Where the records below have a line with "mask", that line is to be copied.

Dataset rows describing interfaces
-----

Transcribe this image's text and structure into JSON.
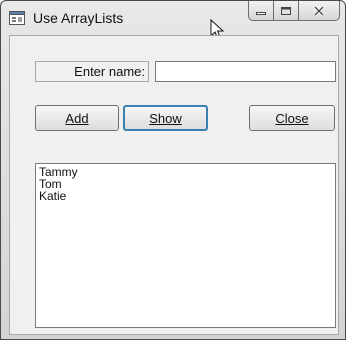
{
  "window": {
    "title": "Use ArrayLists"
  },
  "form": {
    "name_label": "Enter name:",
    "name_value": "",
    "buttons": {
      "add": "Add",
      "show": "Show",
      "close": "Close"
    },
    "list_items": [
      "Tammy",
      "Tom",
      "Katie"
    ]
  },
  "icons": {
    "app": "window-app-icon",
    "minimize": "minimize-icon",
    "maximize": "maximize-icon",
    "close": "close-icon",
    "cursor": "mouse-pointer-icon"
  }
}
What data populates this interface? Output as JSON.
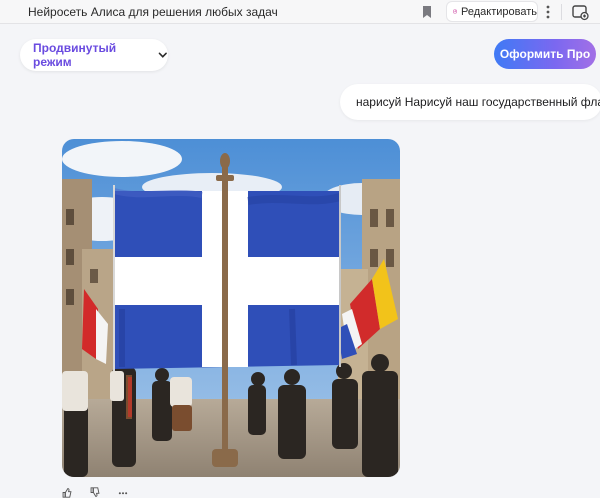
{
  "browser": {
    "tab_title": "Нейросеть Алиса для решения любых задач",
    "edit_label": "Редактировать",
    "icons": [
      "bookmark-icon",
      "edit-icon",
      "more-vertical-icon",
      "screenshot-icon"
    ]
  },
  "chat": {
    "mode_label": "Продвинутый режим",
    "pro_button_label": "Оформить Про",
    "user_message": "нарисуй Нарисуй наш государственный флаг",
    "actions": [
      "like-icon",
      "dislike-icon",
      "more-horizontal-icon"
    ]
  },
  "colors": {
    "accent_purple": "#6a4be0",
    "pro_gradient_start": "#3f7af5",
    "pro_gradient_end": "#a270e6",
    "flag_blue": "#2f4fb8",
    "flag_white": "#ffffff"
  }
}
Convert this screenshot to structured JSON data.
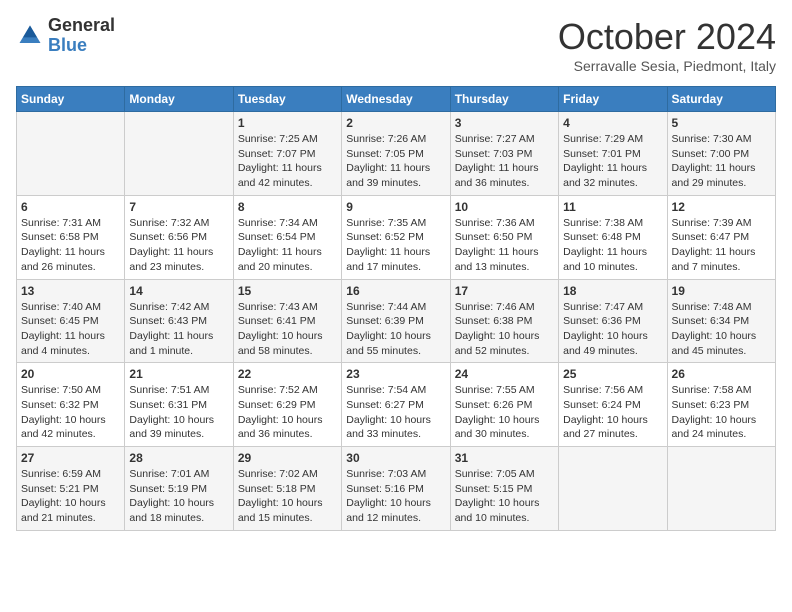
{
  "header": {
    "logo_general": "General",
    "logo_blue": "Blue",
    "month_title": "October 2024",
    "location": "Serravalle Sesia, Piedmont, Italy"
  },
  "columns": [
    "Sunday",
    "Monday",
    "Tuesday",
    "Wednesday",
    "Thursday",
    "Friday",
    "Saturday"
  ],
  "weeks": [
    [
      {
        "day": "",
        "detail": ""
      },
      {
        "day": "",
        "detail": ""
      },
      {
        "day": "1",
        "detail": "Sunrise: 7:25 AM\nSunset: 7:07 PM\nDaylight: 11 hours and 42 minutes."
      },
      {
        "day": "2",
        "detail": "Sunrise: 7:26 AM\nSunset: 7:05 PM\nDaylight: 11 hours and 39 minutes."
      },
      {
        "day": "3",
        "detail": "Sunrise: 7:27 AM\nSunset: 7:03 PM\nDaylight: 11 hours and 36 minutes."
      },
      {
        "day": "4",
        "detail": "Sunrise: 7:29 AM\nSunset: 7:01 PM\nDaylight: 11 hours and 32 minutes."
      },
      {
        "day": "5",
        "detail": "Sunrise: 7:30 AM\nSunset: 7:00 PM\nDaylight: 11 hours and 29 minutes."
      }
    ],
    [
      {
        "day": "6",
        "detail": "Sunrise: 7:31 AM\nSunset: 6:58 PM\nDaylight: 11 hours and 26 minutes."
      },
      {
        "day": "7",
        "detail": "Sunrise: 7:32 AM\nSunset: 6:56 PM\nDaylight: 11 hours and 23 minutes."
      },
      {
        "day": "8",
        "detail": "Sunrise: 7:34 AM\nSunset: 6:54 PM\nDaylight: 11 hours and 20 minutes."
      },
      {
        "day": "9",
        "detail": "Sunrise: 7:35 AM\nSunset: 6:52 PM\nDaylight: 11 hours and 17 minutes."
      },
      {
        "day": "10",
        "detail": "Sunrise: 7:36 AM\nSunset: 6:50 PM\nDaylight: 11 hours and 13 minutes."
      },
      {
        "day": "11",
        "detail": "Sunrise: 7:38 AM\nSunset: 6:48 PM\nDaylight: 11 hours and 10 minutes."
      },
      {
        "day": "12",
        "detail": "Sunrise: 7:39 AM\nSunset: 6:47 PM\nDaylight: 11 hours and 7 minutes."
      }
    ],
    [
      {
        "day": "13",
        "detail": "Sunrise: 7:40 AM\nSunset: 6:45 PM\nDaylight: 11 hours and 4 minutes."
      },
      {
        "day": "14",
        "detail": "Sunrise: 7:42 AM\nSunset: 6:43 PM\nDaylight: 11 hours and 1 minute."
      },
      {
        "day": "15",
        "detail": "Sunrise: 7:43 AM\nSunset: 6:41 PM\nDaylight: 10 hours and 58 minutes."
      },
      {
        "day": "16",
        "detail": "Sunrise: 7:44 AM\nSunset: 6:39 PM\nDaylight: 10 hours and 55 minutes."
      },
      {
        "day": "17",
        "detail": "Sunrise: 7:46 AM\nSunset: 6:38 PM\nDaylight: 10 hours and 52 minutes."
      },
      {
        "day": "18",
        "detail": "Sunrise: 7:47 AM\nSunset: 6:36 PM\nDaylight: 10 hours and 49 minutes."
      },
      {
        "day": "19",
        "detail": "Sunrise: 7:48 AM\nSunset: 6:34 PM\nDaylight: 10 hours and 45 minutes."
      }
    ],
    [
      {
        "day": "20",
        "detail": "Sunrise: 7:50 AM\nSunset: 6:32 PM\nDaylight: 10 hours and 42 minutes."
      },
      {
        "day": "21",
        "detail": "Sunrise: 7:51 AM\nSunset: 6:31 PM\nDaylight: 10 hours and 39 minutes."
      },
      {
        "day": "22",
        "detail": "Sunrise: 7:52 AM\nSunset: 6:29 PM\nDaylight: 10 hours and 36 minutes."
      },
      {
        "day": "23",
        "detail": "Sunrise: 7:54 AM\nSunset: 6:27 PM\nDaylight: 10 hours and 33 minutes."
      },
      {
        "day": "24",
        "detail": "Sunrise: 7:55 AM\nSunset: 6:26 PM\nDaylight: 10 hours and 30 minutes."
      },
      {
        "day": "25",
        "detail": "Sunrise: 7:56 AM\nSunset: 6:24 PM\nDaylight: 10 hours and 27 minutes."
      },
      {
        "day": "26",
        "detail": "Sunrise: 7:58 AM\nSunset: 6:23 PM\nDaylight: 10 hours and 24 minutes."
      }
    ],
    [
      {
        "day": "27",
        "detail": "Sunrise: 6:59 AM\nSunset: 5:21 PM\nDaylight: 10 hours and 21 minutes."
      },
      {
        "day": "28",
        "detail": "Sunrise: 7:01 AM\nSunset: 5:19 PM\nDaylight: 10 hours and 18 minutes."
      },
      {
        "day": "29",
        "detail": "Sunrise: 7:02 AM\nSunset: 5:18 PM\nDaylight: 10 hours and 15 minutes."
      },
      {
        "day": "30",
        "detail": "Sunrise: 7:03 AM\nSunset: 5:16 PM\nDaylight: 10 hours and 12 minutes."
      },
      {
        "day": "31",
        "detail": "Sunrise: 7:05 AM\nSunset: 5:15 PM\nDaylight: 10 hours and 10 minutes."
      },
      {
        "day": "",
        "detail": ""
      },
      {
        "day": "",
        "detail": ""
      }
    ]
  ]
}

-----

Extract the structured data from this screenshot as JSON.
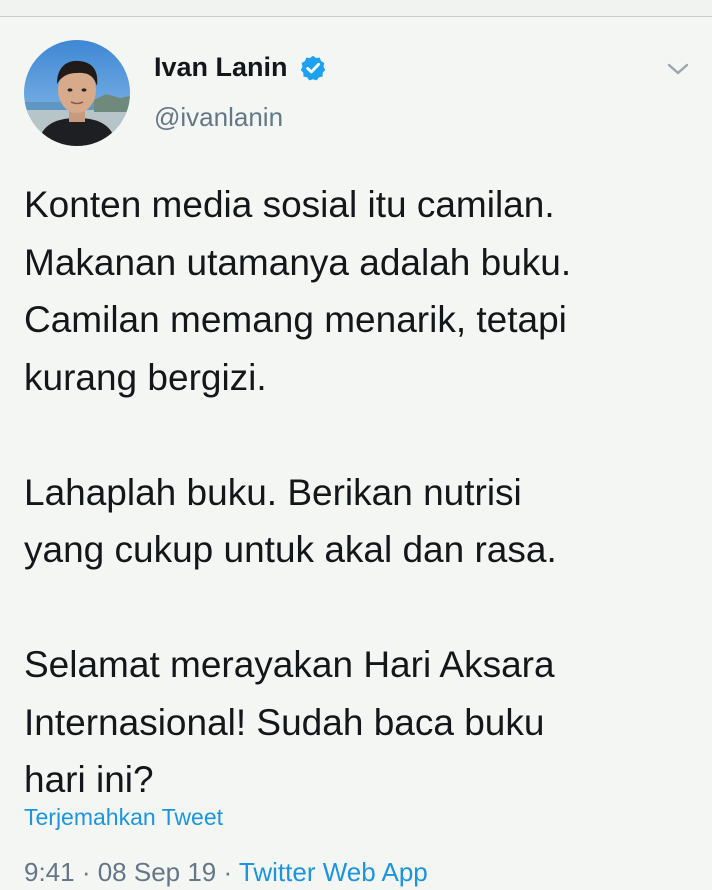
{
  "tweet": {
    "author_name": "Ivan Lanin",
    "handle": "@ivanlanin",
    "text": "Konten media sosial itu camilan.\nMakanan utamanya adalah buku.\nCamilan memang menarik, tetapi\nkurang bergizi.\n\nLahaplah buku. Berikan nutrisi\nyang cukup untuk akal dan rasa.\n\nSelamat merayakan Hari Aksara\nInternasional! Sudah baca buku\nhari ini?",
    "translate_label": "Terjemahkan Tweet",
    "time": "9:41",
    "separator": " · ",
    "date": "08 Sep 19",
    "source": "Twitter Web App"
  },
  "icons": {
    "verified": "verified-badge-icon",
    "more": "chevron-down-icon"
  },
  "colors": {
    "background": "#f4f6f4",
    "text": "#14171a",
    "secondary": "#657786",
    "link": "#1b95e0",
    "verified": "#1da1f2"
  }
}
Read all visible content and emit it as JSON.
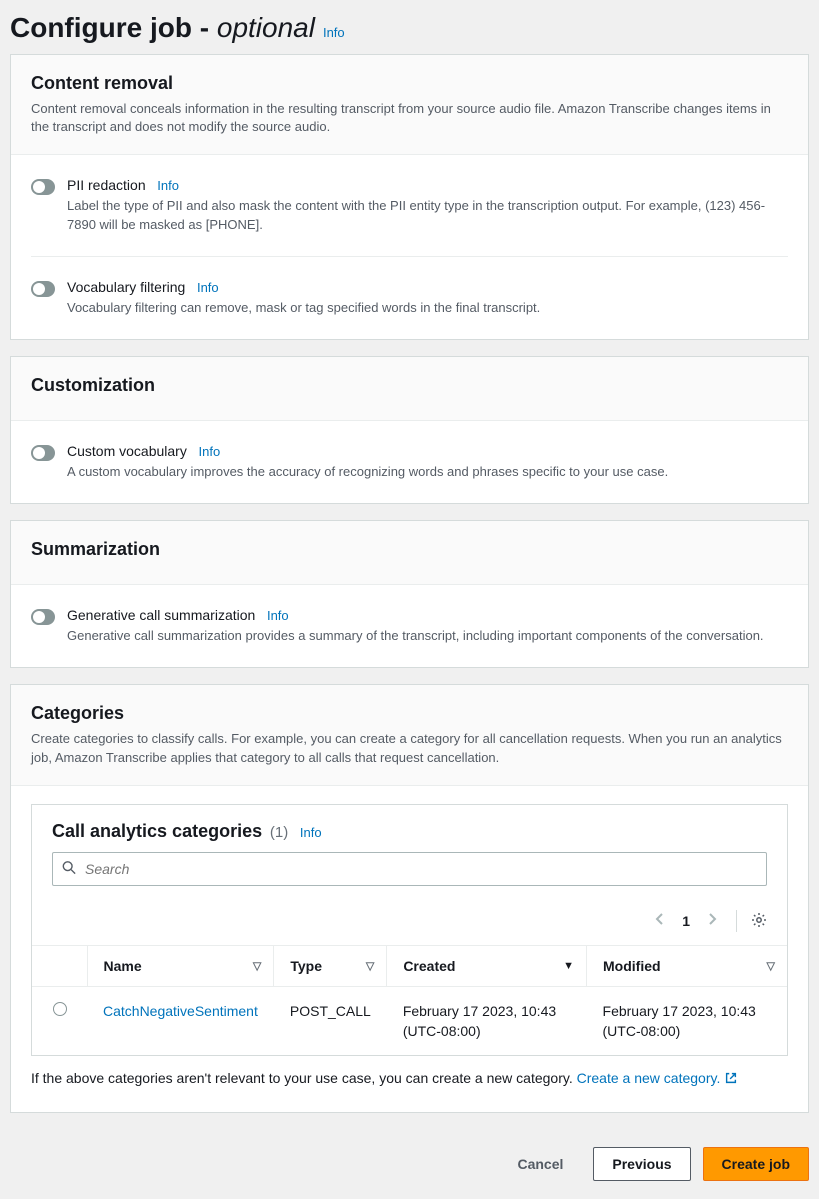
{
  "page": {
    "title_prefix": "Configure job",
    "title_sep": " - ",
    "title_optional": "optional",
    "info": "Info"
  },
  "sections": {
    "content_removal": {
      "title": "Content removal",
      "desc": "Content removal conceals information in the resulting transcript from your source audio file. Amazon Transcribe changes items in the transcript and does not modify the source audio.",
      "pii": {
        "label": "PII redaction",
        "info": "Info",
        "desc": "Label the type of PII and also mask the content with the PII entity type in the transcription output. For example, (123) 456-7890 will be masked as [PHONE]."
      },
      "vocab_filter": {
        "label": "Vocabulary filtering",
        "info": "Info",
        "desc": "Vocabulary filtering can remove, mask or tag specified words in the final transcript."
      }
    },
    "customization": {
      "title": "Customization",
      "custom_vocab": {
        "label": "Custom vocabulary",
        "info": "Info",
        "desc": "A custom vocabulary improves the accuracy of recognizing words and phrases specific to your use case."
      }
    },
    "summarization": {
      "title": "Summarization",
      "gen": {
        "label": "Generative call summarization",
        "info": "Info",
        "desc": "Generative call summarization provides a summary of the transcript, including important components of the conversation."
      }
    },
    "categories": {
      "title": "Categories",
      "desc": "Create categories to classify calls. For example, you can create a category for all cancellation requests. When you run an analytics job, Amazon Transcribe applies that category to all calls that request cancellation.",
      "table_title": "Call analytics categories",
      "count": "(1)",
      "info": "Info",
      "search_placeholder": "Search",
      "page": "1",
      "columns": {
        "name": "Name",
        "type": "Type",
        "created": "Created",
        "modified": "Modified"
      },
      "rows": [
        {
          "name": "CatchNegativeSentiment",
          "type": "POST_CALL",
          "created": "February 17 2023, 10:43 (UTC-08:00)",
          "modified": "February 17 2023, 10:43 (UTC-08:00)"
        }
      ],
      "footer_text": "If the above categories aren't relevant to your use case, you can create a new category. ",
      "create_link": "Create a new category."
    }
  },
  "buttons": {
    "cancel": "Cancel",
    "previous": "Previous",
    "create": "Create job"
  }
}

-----

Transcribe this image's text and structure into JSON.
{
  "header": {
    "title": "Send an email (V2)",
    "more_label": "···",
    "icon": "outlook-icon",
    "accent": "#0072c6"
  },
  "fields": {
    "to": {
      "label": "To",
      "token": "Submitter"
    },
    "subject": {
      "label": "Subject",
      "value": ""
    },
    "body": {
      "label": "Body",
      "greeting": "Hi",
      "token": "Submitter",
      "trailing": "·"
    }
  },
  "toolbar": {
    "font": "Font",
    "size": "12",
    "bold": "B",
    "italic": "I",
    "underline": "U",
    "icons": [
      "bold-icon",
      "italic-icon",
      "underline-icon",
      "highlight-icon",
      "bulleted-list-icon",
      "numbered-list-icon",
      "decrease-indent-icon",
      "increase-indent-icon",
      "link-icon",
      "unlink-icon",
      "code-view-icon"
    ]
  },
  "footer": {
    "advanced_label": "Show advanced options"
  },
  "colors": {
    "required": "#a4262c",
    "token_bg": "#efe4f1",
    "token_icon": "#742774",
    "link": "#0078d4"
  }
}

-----

Exercise solution:
        "desc": "Label the type of PII and also mask the content with the PII entity type in the transcription output. For example, (123) 456-7890 will be masked as [PHONE]."
        "desc": "Vocabulary filtering can remove, mask or tag specified words in the final transcript."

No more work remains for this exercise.